[Saved data entries]
------------------------------------------------------------------------
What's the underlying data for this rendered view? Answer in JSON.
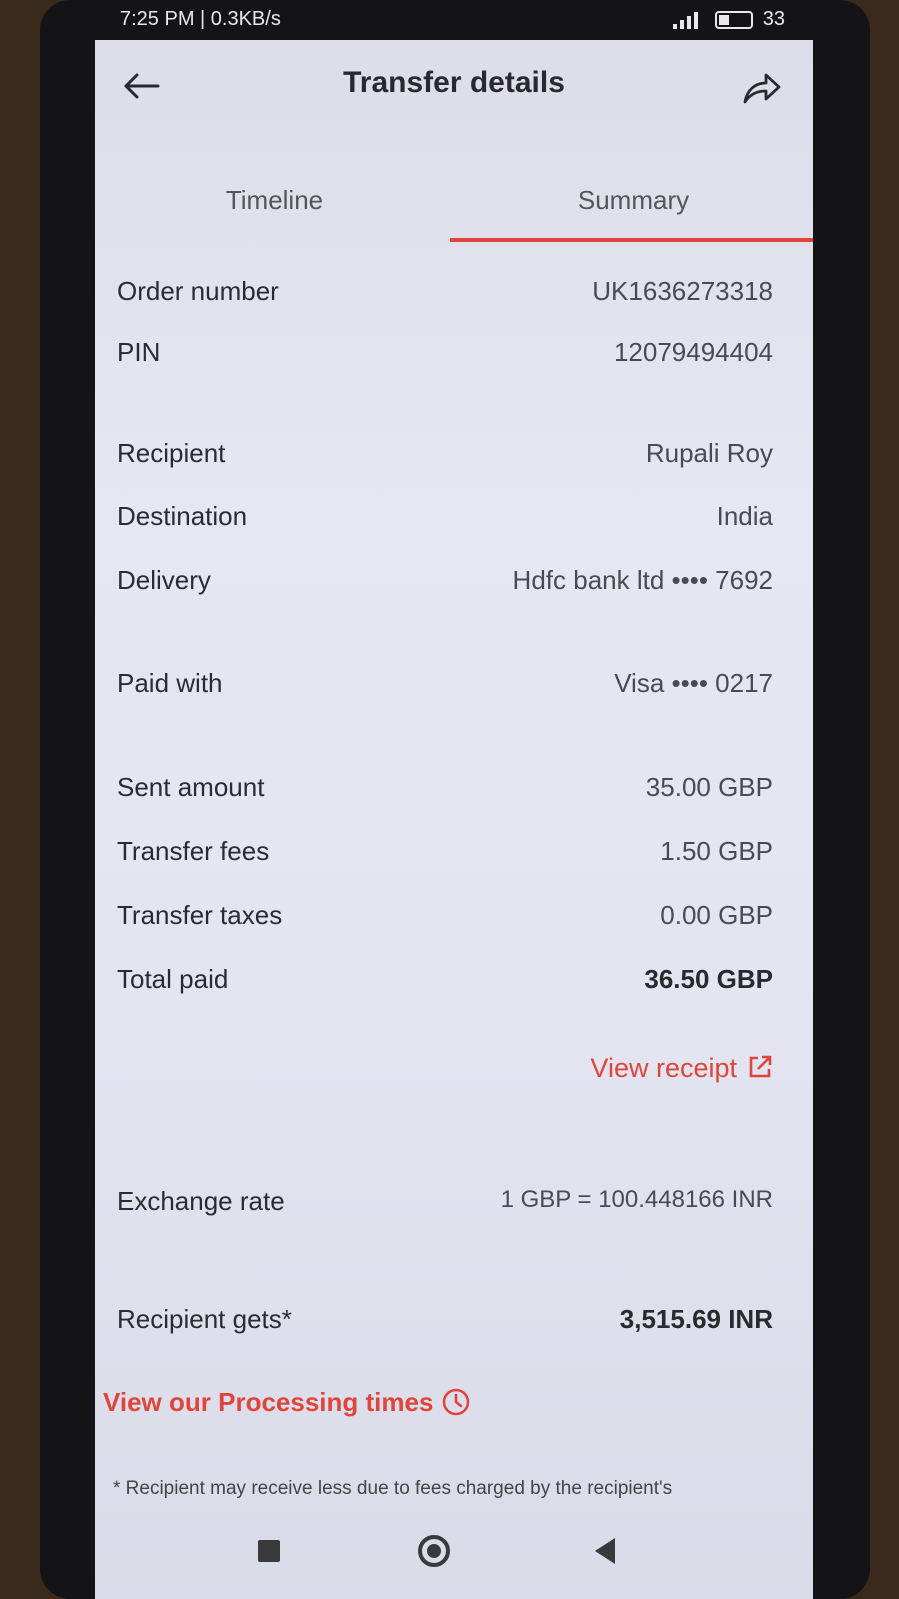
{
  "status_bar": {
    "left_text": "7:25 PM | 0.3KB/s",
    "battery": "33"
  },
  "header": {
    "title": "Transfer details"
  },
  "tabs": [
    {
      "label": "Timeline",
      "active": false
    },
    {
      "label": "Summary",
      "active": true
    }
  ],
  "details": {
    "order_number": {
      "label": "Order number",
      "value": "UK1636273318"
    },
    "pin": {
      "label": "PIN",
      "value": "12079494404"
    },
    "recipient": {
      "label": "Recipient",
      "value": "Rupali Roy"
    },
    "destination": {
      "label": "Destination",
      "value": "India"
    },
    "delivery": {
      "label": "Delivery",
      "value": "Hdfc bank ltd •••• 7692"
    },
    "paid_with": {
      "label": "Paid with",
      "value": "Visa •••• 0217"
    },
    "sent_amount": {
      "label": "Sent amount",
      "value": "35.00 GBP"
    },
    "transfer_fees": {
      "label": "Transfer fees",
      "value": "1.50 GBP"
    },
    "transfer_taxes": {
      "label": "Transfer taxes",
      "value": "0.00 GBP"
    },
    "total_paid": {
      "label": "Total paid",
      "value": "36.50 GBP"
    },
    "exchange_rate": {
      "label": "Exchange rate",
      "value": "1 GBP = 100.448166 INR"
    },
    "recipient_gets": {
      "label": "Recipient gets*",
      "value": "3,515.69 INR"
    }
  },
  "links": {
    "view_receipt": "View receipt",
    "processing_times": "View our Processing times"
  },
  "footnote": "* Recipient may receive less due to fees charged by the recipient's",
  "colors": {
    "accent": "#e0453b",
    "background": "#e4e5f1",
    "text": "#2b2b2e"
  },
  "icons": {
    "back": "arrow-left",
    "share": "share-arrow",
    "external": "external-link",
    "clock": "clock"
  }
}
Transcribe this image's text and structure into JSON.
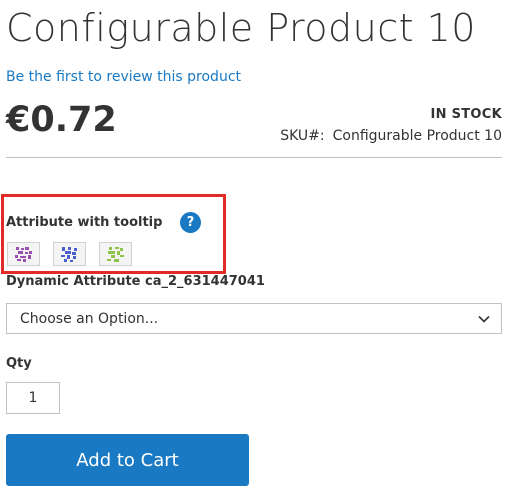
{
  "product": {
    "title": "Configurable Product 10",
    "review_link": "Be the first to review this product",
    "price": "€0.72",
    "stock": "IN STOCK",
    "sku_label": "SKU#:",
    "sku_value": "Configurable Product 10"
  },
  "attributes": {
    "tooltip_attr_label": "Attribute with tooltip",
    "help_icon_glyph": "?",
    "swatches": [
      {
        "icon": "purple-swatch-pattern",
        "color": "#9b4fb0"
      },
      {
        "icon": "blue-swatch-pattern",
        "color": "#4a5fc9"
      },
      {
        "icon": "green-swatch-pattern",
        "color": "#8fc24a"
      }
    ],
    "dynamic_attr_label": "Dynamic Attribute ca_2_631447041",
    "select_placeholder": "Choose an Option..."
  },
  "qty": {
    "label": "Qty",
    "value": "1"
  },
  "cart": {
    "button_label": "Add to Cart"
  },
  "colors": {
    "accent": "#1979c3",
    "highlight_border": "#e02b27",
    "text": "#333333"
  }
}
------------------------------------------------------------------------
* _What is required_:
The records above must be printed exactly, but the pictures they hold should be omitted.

* _Answer_:
What's the underlying data for this rendered view? Answer in JSON.
{
  "status_bar": {
    "left_text": "7:25 PM | 0.3KB/s",
    "battery": "33"
  },
  "header": {
    "title": "Transfer details"
  },
  "tabs": [
    {
      "label": "Timeline",
      "active": false
    },
    {
      "label": "Summary",
      "active": true
    }
  ],
  "details": {
    "order_number": {
      "label": "Order number",
      "value": "UK1636273318"
    },
    "pin": {
      "label": "PIN",
      "value": "12079494404"
    },
    "recipient": {
      "label": "Recipient",
      "value": "Rupali Roy"
    },
    "destination": {
      "label": "Destination",
      "value": "India"
    },
    "delivery": {
      "label": "Delivery",
      "value": "Hdfc bank ltd •••• 7692"
    },
    "paid_with": {
      "label": "Paid with",
      "value": "Visa •••• 0217"
    },
    "sent_amount": {
      "label": "Sent amount",
      "value": "35.00 GBP"
    },
    "transfer_fees": {
      "label": "Transfer fees",
      "value": "1.50 GBP"
    },
    "transfer_taxes": {
      "label": "Transfer taxes",
      "value": "0.00 GBP"
    },
    "total_paid": {
      "label": "Total paid",
      "value": "36.50 GBP"
    },
    "exchange_rate": {
      "label": "Exchange rate",
      "value": "1 GBP = 100.448166 INR"
    },
    "recipient_gets": {
      "label": "Recipient gets*",
      "value": "3,515.69 INR"
    }
  },
  "links": {
    "view_receipt": "View receipt",
    "processing_times": "View our Processing times"
  },
  "footnote": "* Recipient may receive less due to fees charged by the recipient's",
  "colors": {
    "accent": "#e0453b",
    "background": "#e4e5f1",
    "text": "#2b2b2e"
  },
  "icons": {
    "back": "arrow-left",
    "share": "share-arrow",
    "external": "external-link",
    "clock": "clock"
  }
}
Transcribe this image's text and structure into JSON.
{
  "product": {
    "title": "Configurable Product 10",
    "review_link": "Be the first to review this product",
    "price": "€0.72",
    "stock": "IN STOCK",
    "sku_label": "SKU#:",
    "sku_value": "Configurable Product 10"
  },
  "attributes": {
    "tooltip_attr_label": "Attribute with tooltip",
    "help_icon_glyph": "?",
    "swatches": [
      {
        "icon": "purple-swatch-pattern",
        "color": "#9b4fb0"
      },
      {
        "icon": "blue-swatch-pattern",
        "color": "#4a5fc9"
      },
      {
        "icon": "green-swatch-pattern",
        "color": "#8fc24a"
      }
    ],
    "dynamic_attr_label": "Dynamic Attribute ca_2_631447041",
    "select_placeholder": "Choose an Option..."
  },
  "qty": {
    "label": "Qty",
    "value": "1"
  },
  "cart": {
    "button_label": "Add to Cart"
  },
  "colors": {
    "accent": "#1979c3",
    "highlight_border": "#e02b27",
    "text": "#333333"
  }
}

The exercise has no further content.